I have a dental checkup next week and I plan to ask my dentist what he thinks of this revolutionary technology. The somewhat steep price tag may discourage many people but it will probably decline over time. I’m sure there are sufficient numbers of people who are either gadget freaks or just really care about their teeth to make an initial market. It will be interesting to see how Blizzident’s awareness spreads. The story is compelling for both traditional media and for social media.

Takeaways: Who would have thought that the humble toothbrush could be improved upon “again”? A Seattle area company, Optiva, successfully innovated Sonicare, a “next generation” electric toothbrush back in the 1990s. Optiva was acquired by Philips Healthcare in 2000. In 2001, Sonicare was the best-selling electric toothbrush brand in the USA.

For startups, no idea should be considered too small to commercialize. Likewise, no existing product or technology should be thought of as too established to be improved upon.
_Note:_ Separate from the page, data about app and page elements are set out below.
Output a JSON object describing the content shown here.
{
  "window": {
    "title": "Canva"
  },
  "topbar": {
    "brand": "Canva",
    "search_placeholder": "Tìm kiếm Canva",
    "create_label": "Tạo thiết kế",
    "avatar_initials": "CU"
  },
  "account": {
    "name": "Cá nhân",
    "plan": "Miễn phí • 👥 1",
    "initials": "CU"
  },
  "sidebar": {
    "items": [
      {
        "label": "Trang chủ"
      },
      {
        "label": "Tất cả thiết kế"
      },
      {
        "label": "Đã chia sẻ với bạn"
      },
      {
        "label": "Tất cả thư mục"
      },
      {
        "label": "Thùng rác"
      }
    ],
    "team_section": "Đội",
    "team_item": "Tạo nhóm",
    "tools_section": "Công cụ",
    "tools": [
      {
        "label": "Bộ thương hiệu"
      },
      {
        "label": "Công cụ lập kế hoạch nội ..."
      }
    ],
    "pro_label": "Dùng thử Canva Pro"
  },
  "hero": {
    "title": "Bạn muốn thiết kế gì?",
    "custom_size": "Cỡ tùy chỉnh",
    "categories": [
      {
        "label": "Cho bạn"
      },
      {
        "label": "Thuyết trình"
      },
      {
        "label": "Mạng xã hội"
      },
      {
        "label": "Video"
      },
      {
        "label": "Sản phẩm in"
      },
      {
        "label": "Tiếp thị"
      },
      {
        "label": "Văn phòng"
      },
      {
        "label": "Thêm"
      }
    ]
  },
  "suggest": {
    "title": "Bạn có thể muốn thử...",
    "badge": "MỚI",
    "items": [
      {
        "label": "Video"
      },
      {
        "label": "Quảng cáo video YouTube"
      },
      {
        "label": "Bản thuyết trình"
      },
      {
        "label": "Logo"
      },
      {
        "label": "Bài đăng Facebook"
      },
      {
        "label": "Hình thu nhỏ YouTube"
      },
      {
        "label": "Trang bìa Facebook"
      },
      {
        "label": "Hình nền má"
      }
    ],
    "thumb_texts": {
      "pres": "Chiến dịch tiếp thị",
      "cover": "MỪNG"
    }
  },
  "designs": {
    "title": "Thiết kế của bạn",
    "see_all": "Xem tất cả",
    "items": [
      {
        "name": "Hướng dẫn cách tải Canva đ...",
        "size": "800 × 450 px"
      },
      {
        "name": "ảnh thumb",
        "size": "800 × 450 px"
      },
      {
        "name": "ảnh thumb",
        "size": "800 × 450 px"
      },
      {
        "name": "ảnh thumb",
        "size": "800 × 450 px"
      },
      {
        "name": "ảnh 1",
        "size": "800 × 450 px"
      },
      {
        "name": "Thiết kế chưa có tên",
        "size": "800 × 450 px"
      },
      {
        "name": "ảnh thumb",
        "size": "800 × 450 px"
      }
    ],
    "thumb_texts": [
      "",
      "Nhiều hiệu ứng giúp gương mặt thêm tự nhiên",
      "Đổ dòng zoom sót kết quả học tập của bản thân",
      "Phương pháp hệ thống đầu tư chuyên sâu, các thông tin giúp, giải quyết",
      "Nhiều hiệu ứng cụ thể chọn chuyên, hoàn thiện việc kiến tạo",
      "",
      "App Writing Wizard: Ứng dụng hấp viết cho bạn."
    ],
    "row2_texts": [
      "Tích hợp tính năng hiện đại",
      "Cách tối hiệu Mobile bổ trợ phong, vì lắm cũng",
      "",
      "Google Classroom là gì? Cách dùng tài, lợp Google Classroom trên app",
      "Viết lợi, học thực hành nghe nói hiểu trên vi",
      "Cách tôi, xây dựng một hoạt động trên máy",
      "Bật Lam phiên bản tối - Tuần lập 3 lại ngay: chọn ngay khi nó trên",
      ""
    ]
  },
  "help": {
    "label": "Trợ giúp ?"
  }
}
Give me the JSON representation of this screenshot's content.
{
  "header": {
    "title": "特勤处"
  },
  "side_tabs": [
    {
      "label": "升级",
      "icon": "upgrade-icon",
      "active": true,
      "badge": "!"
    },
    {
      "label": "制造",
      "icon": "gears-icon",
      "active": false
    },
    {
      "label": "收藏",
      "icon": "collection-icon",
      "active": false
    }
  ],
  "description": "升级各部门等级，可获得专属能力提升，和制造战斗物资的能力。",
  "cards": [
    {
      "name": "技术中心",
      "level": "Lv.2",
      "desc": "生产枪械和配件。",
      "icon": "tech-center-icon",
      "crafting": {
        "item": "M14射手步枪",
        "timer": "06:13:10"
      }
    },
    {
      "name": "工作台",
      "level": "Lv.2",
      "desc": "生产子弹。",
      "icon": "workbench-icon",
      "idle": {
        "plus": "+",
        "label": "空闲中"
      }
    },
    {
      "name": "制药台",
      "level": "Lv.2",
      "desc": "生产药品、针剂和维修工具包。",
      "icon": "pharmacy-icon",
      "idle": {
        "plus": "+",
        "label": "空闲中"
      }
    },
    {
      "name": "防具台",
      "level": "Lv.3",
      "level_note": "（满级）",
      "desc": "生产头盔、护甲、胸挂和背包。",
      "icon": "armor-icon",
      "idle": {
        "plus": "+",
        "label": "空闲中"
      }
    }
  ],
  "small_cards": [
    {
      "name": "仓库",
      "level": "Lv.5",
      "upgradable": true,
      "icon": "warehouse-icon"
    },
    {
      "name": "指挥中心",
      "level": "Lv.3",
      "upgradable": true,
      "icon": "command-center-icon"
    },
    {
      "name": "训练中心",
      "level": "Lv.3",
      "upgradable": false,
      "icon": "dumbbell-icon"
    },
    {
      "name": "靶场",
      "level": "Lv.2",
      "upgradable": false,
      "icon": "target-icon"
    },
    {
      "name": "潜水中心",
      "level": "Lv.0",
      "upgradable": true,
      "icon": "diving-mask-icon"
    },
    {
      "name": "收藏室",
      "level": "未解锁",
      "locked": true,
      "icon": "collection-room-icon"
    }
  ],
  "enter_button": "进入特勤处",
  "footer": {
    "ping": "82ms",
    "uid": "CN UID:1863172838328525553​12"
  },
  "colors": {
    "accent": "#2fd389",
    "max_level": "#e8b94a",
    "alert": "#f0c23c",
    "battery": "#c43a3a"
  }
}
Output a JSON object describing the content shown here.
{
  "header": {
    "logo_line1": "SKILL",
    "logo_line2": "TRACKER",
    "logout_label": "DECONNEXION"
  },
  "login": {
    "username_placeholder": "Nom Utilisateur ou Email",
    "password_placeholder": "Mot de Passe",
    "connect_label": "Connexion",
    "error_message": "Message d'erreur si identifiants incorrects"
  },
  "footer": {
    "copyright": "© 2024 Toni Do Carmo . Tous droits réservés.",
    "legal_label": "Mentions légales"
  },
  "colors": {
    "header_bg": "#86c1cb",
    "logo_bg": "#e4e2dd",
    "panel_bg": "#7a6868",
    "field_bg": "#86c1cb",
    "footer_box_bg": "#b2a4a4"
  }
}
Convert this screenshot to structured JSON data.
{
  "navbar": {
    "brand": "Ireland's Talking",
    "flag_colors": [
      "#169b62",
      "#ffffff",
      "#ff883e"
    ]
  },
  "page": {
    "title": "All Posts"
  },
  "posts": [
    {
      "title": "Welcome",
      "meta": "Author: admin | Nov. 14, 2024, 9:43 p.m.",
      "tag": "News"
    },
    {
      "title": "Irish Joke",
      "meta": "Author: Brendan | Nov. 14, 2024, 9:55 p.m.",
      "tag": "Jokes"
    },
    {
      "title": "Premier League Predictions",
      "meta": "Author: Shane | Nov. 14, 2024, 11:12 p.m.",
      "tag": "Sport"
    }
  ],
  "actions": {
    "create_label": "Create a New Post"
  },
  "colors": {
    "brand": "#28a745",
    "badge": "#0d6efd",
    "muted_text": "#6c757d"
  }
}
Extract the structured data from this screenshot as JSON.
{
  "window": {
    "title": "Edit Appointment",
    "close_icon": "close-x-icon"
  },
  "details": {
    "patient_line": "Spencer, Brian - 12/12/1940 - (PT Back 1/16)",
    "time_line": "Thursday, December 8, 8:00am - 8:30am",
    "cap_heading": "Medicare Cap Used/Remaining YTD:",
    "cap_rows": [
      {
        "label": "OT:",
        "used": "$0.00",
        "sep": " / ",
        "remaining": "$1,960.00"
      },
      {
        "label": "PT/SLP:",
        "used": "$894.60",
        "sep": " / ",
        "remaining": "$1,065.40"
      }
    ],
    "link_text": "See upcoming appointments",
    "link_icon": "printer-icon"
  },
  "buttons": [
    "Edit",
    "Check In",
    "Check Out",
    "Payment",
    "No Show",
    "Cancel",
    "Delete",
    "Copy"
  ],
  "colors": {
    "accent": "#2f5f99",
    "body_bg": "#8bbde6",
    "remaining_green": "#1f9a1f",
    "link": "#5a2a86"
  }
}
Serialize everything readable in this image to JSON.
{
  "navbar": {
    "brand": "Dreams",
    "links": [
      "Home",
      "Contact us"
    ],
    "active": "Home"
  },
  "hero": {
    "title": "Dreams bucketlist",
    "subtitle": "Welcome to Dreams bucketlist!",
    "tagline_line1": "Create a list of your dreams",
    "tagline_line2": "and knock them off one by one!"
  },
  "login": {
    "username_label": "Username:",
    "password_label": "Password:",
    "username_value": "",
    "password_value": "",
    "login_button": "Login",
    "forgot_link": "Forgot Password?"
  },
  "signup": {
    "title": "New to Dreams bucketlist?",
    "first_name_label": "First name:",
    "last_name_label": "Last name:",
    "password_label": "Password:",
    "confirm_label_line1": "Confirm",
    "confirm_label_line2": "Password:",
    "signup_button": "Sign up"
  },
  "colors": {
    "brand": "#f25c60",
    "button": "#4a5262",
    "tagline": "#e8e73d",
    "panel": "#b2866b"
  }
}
Mass customization is a compelling trend – people want things that uniquely fit them. 3D scanning and printing are powerful tools that make disruptive innovations and novel business models possible.

Read more: http://qz.com/129919/the-worlds-craziest-toothbrush-cleans-your-teeth-in-six-seconds-and-is-3d-printed/

http://www.blizzident.com/

Frazier Healthcare raises $377M venture fund, surpassing target | GeekWire

Wow, looks like a repeat of the 1990s! A new venture fund from Frazier Healthcare is seriously good news for the healthcare startup community. I hope it’s the beginning of a trend and that we’ll see a few more VCs make fund announcements.

For the past few years, VCs have been pretty much absent from the market. Angel investors were left as one of the few financing options for early stage medical device and biotech companies.

Perhaps we will see a return of past practices where angel investors concentrated on very early financing rounds and then VCs stepped in. Who knows? But I believe it’s on balance a positive development for the industry.

Takeaways: There is a lot of money out there “on the sidelines.” Frazier may be taking a leading role in revitalizing healthcare startup financing. At least it shows that a lot of wealthy individuals and fund managers believe in the future of healthcare as an investment opportunity. Startup CEOs, keep pitching!

Read more: Frazier Healthcare raises $377M venture fund, surpassing target – GeekWire.